It was, yeah, it was funny. I was like, I’ve got a far more gray hair now than I once did. But I even remember being like, Oh, I wish I had a few more gray hairs, then it would make me look a bit more legit for this job. But the Yes, I was about 2425 When I first started that business, and it quite quickly got me into a one to one room with some really quite influential people are not like necessarily famous people. But definitely people that are making big decisions on on behalf of corporate companies, or giving a pitch or closing lots of high, high end deals. And the the number of people that come to see me broke, really big meeting will be kind of really interesting. But you got to bear in mind, they knew their stuff really well. But they knew that they weren’t going to have to deliver it very well. They knew that like okay, cool, I know how to talk about this, they may even be able to present the structure of a great presentation. But they would stand in front of people and their voice would go shaky, they would feel really fearful. And loads of people call in sick and let their team take up the slack for that day. Loads of that sort of activity. So it’s quite chronic anxiety that people would feel. And my job was basically to get them in the room make them feel comfortable and present. And so I used to do like four hour sessions with them. And I was trained up in hypnotherapy, timeline therapy, NLP. And using a set of combination of techniques. It’s pretty much the same thing for everybody. But everyone kind of has the same worries when it comes to presenting just packaged up as different things are all kind of and so you can you can unpick that quite quickly give them enough confidence to be able to be like, okay, cool. I think I can do this. And it’s a very self fulfilling prophecy when you go and present it and you get through the first two minutes. And then you’re like, oh, okay, that actually worked out quite well. And then you get questions and you can handle them. And then you can see people in the audience nodding and things. It’s a, my job is done by getting in the room most of the time, because I’ve been like, rah, just stick to the script, and they’ll be okay. And most people do. It’s all about, like, 95% of people would get to that point where they wouldn’t call in sick, they will go to the thing, and it will be a roaring success, as we know, it would be but they, so they always attributed all that success back to me. And I’m like, Great, I’ll take it. But really, there was other room. And I feel a bit more confident. And you felt like the waiting for it, so to speak. So yeah.

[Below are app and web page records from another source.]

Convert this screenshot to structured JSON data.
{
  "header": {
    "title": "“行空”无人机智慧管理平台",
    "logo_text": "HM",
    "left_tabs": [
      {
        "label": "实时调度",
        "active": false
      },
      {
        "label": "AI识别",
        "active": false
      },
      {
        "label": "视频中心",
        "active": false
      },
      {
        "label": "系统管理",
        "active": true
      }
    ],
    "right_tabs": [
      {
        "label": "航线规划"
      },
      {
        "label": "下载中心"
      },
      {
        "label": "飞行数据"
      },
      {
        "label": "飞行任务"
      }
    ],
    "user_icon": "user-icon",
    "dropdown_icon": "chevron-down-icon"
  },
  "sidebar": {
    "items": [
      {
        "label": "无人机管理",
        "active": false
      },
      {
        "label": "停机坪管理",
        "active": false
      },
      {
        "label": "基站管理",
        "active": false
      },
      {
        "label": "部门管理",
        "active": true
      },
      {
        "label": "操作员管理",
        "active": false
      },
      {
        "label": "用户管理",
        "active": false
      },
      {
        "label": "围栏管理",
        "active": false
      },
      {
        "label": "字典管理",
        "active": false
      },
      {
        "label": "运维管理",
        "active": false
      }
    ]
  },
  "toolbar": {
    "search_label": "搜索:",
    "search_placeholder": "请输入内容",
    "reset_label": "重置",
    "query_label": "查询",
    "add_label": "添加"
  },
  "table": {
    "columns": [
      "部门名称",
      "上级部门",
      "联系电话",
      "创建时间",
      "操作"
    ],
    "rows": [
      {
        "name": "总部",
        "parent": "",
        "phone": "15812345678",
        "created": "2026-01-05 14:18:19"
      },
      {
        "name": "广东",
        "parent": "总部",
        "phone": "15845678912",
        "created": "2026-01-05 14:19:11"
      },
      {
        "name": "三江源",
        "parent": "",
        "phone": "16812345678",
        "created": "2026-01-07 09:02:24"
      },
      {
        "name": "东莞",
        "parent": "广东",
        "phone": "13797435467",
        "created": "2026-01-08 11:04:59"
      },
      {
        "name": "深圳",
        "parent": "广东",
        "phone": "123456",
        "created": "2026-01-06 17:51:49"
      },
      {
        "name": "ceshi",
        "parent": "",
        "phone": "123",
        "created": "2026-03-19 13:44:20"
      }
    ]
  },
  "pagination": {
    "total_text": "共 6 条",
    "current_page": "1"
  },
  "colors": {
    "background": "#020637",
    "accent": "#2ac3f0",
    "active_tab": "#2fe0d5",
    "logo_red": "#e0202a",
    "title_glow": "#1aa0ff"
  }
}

John Corcoran 10:38

Yeah, with, with this background, I was kind of thinking that your trajectory, your path would be from public speaking to then, you know, creating videos, because it’s more efficient. But you actually ended up running Google ads to grow that business, which led you into helping, you know, kind of focusing on Google ads, which then led you to SEO and led you into YouTube advertising as well. Tell me a little bit about what the early days of Google Ads was like for you and why you ended up going away from it eventually?

Tom Breeze 11:13

Oh, yeah. Okay, cool. So I was kind of connecting the dots really more than anything else. So I had this business, and I wasn’t getting clients. And it was really early on in the business formation. And I was like, How do I get clients? And I called around family and said, Well, how do you do it? And luckily, I come from an entrepreneurial family. My dad runs an accountancy firm. And my brother runs a recruitment firm. And it’s like, how do you guys get business? How do you do it? But they would have a recurring model. So like, they would have to close one business, then that client, if you do a good job will be a client for life, and